A United Methodist Church pastor in Kansas may face church trial after she came out as gay last January.
The complaint against Rev. Cynthia Meyer of the Edgerton United Methodist Church in Edgerton, Kansas, was referred to Rev. David Bell as counsel of the church, Religion News Service reports.
Last Jan. 3, Meyer preached at the church in which she announced that she was in a "committed relationship" with another woman, which she described as a "covenant."
She sent a copy of her sermon to her district superintendent, Rev. David Watson.
Two days later, Watson filed a complaint against her, calling her a self-avowed, practising homosexual—a chargeable offence for clergy under the United Methodist Church.
Under the church's Book of Discipline, "The practice of homosexuality is incompatible with Christian teaching. Therefore self-avowed practising homosexuals are not to be certified as candidates, ordained as ministers, or appointed to serve in The United Methodist Church."
The decision to refer her complaint came after parties involved in the supervisory response process did not agree on a just resolution of Meyer's case.
Bell will review the evidence and may choose to take the complaint to the Committee on Investigation, a church body that could decide whether to move the matter to a church trial. No date has been set.
The review takes place ahead of the United Methodist Church's General Conference slated on May 10-20 in Portland, Oregon.
More than 860 delegates from around the world will consider amendments to the church's Book of Discipline on human sexuality.
"While many persons within The United Methodist Church disagree with the rule that says persons who are self-avowed, practicing homosexuals may not be ordained and may not be appointed as pastors, the rule is currently in effect," said Bishop Scott Jones. "Rev. Meyer's sermon prompted the supervisory response, the attempt to find an agreed-upon just resolution and this referral to Church counsel, as outlined in the Book of Discipline."
While Meyer awaits a decision on her case, she will continue to serve at the Edgerton church.
Meyer was appointed as Edgerton pastor last July after serving 12 years as assistant dean of students at Emory University's Candler School of Theology, according to the Religion News Service.

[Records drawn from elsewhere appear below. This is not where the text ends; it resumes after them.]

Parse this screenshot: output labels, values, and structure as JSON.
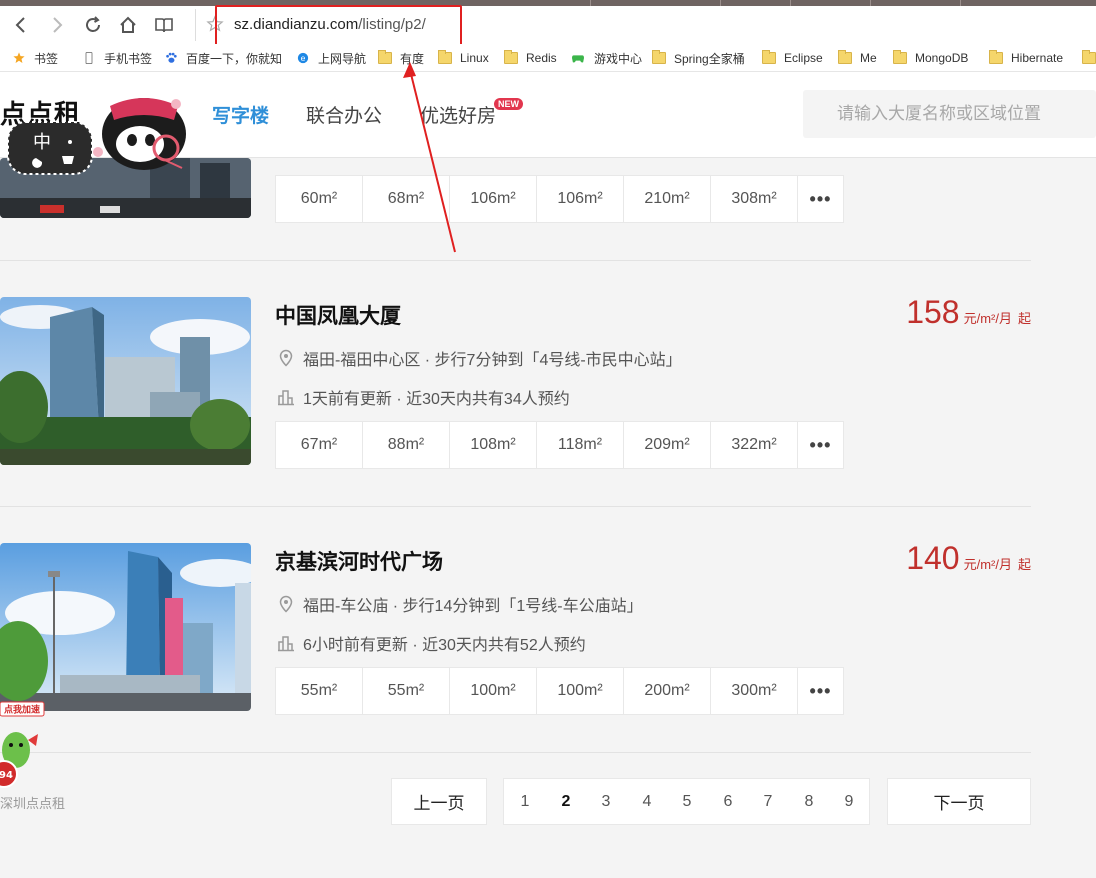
{
  "browser": {
    "url_host": "sz.diandianzu.com",
    "url_path": "/listing/p2/"
  },
  "bookmarks": [
    {
      "label": "书签",
      "icon": "star-icon"
    },
    {
      "label": "手机书签",
      "icon": "phone-icon"
    },
    {
      "label": "百度一下，你就知",
      "icon": "baidu-paw-icon"
    },
    {
      "label": "上网导航",
      "icon": "ie-icon"
    },
    {
      "label": "有度",
      "icon": "folder-icon"
    },
    {
      "label": "Linux",
      "icon": "folder-icon"
    },
    {
      "label": "Redis",
      "icon": "folder-icon"
    },
    {
      "label": "游戏中心",
      "icon": "gamepad-icon"
    },
    {
      "label": "Spring全家桶",
      "icon": "folder-icon"
    },
    {
      "label": "Eclipse",
      "icon": "folder-icon"
    },
    {
      "label": "Me",
      "icon": "folder-icon"
    },
    {
      "label": "MongoDB",
      "icon": "folder-icon"
    },
    {
      "label": "Hibernate",
      "icon": "folder-icon"
    }
  ],
  "site": {
    "logo": "点点租",
    "nav": [
      "写字楼",
      "联合办公",
      "优选好房"
    ],
    "new_badge": "NEW",
    "search_placeholder": "请输入大厦名称或区域位置",
    "mascot_badge": "中"
  },
  "listings": [
    {
      "title": "",
      "sizes": [
        "60m²",
        "68m²",
        "106m²",
        "106m²",
        "210m²",
        "308m²"
      ],
      "more": "•••"
    },
    {
      "title": "中国凤凰大厦",
      "price": "158",
      "unit": "元/m²/月",
      "qi": "起",
      "location": "福田-福田中心区 · 步行7分钟到「4号线-市民中心站」",
      "updated": "1天前有更新 · 近30天内共有34人预约",
      "sizes": [
        "67m²",
        "88m²",
        "108m²",
        "118m²",
        "209m²",
        "322m²"
      ],
      "more": "•••"
    },
    {
      "title": "京基滨河时代广场",
      "price": "140",
      "unit": "元/m²/月",
      "qi": "起",
      "location": "福田-车公庙 · 步行14分钟到「1号线-车公庙站」",
      "updated": "6小时前有更新 · 近30天内共有52人预约",
      "sizes": [
        "55m²",
        "55m²",
        "100m²",
        "100m²",
        "200m²",
        "300m²"
      ],
      "more": "•••"
    }
  ],
  "pagination": {
    "prev": "上一页",
    "next": "下一页",
    "pages": [
      "1",
      "2",
      "3",
      "4",
      "5",
      "6",
      "7",
      "8",
      "9"
    ],
    "current": "2"
  },
  "footer": {
    "city_label": "深圳点点租",
    "promo_text": "点我加速",
    "promo_number": "94"
  },
  "colors": {
    "accent": "#2f8fd8",
    "price": "#c0302c",
    "annotation": "#e02020"
  }
}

Jones suggested to Meyer to wait for the decision of the conference. If the decision to allow gay pastors is rejected, Jones told Meyer to withdraw from the ministry. She could also withdraw her congregation from the church and establish an independent church or affiliate of another denomination.
Meyer rejected both proposals.
On Facebook, Meyer said a few church leaders were upset with Jones' proposal.
"They joined me in my dismay at his suggestion that I leave, and that the entire congregation leave the denomination," Meyer said.